Dietary fat is good? Dietary fat is bad? Coming to consensus

Which is better, a low-fat/high-carbohydrate diet or a high-fat/low-carbohydrate diet -- or is it the type of fat that matters? In a new paper, researchers with diverse expertise and perspectives on the issues laid out the case for each position and came to a consensus and a future research agenda.

Should you eat a low-gluten diet?

When healthy people eat a low-gluten and fiber-rich diet compared with a high-gluten diet they experience less intestinal discomfort including less bloating which researchers show are due to changes of the composition and function of gut bacteria. The new study also shows a modest weight loss following low-gluten dieting. The researchers attribute the impact of diet on healthy adults more to change in composition of dietary fibers than gluten itself.

Study of two tribes sheds light on role of Western-influenced diet in blood pressure

A South American tribe living in near-total isolation with no Western dietary influences showed no increase in average blood pressure from age one to age 60, according to a new study. In comparison, a nearby tribe whose diet includes some processed foods and salt did show higher blood pressure into late middle age.

Low-carb diets cause people to burn more calories

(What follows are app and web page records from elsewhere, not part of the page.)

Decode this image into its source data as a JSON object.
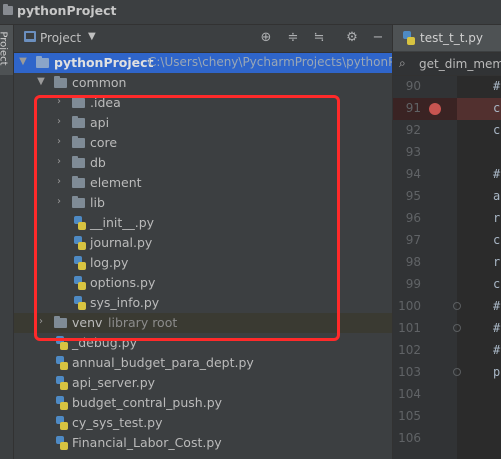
{
  "titlebar": {
    "title": "pythonProject"
  },
  "sidestrip": {
    "tab_label": "Project"
  },
  "project_panel": {
    "header_label": "Project",
    "dropdown_glyph": "▼",
    "icons": [
      "crosshair-icon",
      "collapse-all-icon",
      "expand-all-icon",
      "gear-icon",
      "minimize-icon"
    ]
  },
  "tree": {
    "root": {
      "name": "pythonProject",
      "path": "C:\\Users\\cheny\\PycharmProjects\\pythonPr"
    },
    "common": {
      "name": "common"
    },
    "folders": [
      ".idea",
      "api",
      "core",
      "db",
      "element",
      "lib"
    ],
    "common_files": [
      "__init__.py",
      "journal.py",
      "log.py",
      "options.py",
      "sys_info.py"
    ],
    "venv": {
      "name": "venv",
      "note": "library root"
    },
    "root_files": [
      "_debug.py",
      "annual_budget_para_dept.py",
      "api_server.py",
      "budget_contral_push.py",
      "cy_sys_test.py",
      "Financial_Labor_Cost.py"
    ]
  },
  "editor": {
    "tab_label": "test_t_t.py",
    "breadcrumb": "get_dim_memb",
    "lines": [
      {
        "num": "90",
        "code": "#"
      },
      {
        "num": "91",
        "code": "c",
        "breakpoint": true
      },
      {
        "num": "92",
        "code": "c"
      },
      {
        "num": "93",
        "code": ""
      },
      {
        "num": "94",
        "code": "#"
      },
      {
        "num": "95",
        "code": "a"
      },
      {
        "num": "96",
        "code": "r"
      },
      {
        "num": "97",
        "code": "c"
      },
      {
        "num": "98",
        "code": "r"
      },
      {
        "num": "99",
        "code": "c"
      },
      {
        "num": "100",
        "code": "#"
      },
      {
        "num": "101",
        "code": "#"
      },
      {
        "num": "102",
        "code": "#"
      },
      {
        "num": "103",
        "code": "p"
      },
      {
        "num": "104",
        "code": ""
      },
      {
        "num": "105",
        "code": ""
      },
      {
        "num": "106",
        "code": ""
      }
    ]
  },
  "colors": {
    "highlight_box": "#ff2a2a",
    "selection": "#2f65ca",
    "breakpoint": "#c75450"
  }
}
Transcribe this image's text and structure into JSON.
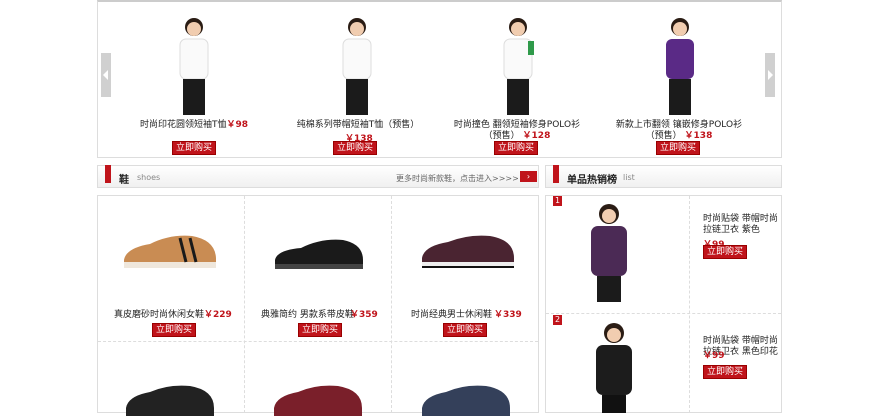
{
  "carousel": {
    "items": [
      {
        "title": "时尚印花圆领短袖T恤",
        "price": "￥98",
        "buy": "立即购买"
      },
      {
        "title": "纯棉系列带帽短袖T恤（预售）",
        "price": "￥138",
        "buy": "立即购买"
      },
      {
        "title": "时尚撞色 翻领短袖修身POLO衫（预售）",
        "price": "￥128",
        "buy": "立即购买"
      },
      {
        "title": "新款上市翻领 镶嵌修身POLO衫（预售）",
        "price": "￥138",
        "buy": "立即购买"
      }
    ]
  },
  "shoes": {
    "title": "鞋",
    "subtitle": "shoes",
    "more": "更多时尚新款鞋，点击进入>>>>",
    "items": [
      {
        "name": "真皮磨砂时尚休闲女鞋",
        "price": "￥229",
        "buy": "立即购买",
        "color": "#c98c53"
      },
      {
        "name": "典雅简约 男款系带皮鞋",
        "price": "￥359",
        "buy": "立即购买",
        "color": "#1a1a1a"
      },
      {
        "name": "时尚经典男士休闲鞋",
        "price": "￥339",
        "buy": "立即购买",
        "color": "#4a2431"
      },
      {
        "name": "",
        "price": "",
        "buy": "",
        "color": "#222"
      },
      {
        "name": "",
        "price": "",
        "buy": "",
        "color": "#7a1f2a"
      },
      {
        "name": "",
        "price": "",
        "buy": "",
        "color": "#34405a"
      }
    ]
  },
  "ranking": {
    "title": "单品热销榜",
    "subtitle": "list",
    "items": [
      {
        "rank": "1",
        "title": "时尚贴袋 带帽时尚拉链卫衣 紫色",
        "price": "￥99",
        "buy": "立即购买",
        "color": "#4b2a55"
      },
      {
        "rank": "2",
        "title": "时尚贴袋 带帽时尚拉链卫衣 黑色印花",
        "price": "￥99",
        "buy": "立即购买",
        "color": "#1c1c1c"
      }
    ]
  },
  "colors": {
    "accent": "#c0141b"
  }
}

Most people regain the weight they lose from dieting within one or two years, in part because the body adapts by slowing metabolism and burning fewer calories. A meticulous study now finds that eating fewer carbohydrates increases the number of calories burned. The findings suggest that low-carb diets can help people maintain weight loss, making obesity treatment more effective.

Checking very preterm babies' head size can help identify long-term IQ problems

Regular early head circumference assessments add valuable information when screening for long-term neurocognitive risk - according to new research.

If your diet fails, try again; your heart will thank you

Risk factors for cardiovascular disease closely track with changes in eating patterns, even only after a month or so.

Weightlifting is good for your heart and it doesn't take much

Lifting weights for less than an hour a week may reduce your risk for a heart attack or stroke by 40 to 70 percent, according to a new study. Spending more than an hour in the weight room did not yield any additional benefit, the researchers found. The results show benefits of strength training are independent of running, walking or other aerobic activity.

Treating obesity: One size does not fit all

Understanding the very different characteristics of subgroups of obese patients may hold the key to devising more effective treatments and interventions, new research found.

'Strongest evidence yet' that being obese causes depression

New research has found the strongest evidence yet that obesity causes depression, even in the absence of other health problems.

Weight during adolescence may affect pancreatic cancer risk in adulthood

New research has linked adolescent obesity with up to a four-fold increased risk of pancreatic cancer later in life. The study's results also suggest that overweight and even higher weight within the 'normal' weight range in men may increase pancreatic cancer risk in a graded manner.

Big change from small player: Mitochondria alter body metabolism and gene expression

Mitochondria have their own DNA, but the 13 genes in human mitochondria -- along with DNA sequences for tRNAs, rRNAs and some small peptides -- are massively overshadowed by the 20,000 genes in the human nucleus. Nevertheless, these diminutive mitochondria may have a strong influence on cellular metabolism and susceptibility to metabolic diseases like heart failure or obesity.

How many calories do you burn? It depends on time of day

Researchers have made the surprising discovery that the number of calories people burn while at rest changes with the time of day. When at rest, people burn 10 percent more calories in the late afternoon and early evening than in the early morning hours.

Some factors have a greater impact on heart attack risk in women than they do in men

High blood pressure, smoking and diabetes increase the risk of heart attack in both sexes but they have more impact in women than they do in men.

Nasal delivery of weight-loss hormone eases breathing problems in sleeping mice

Experimenting with mice, Johns Hopkins Medicine researchers have added to evidence that a hormone best known for helping regulate hunger and body weight might also ease breathing problems experienced during sleep more effectively when given through the nose.

Does a woman's weight gain during pregnancy affect children's bone health?

A new study has examined whether managing weight during pregnancy might affect children's bone mass. In under/normal weight mothers, weight gain during pregnancy was associated with slightly increased bone mass at seven years of age in children, while in overweight/obese mothers, no beneficial effect of weight gain on bone mass was observed.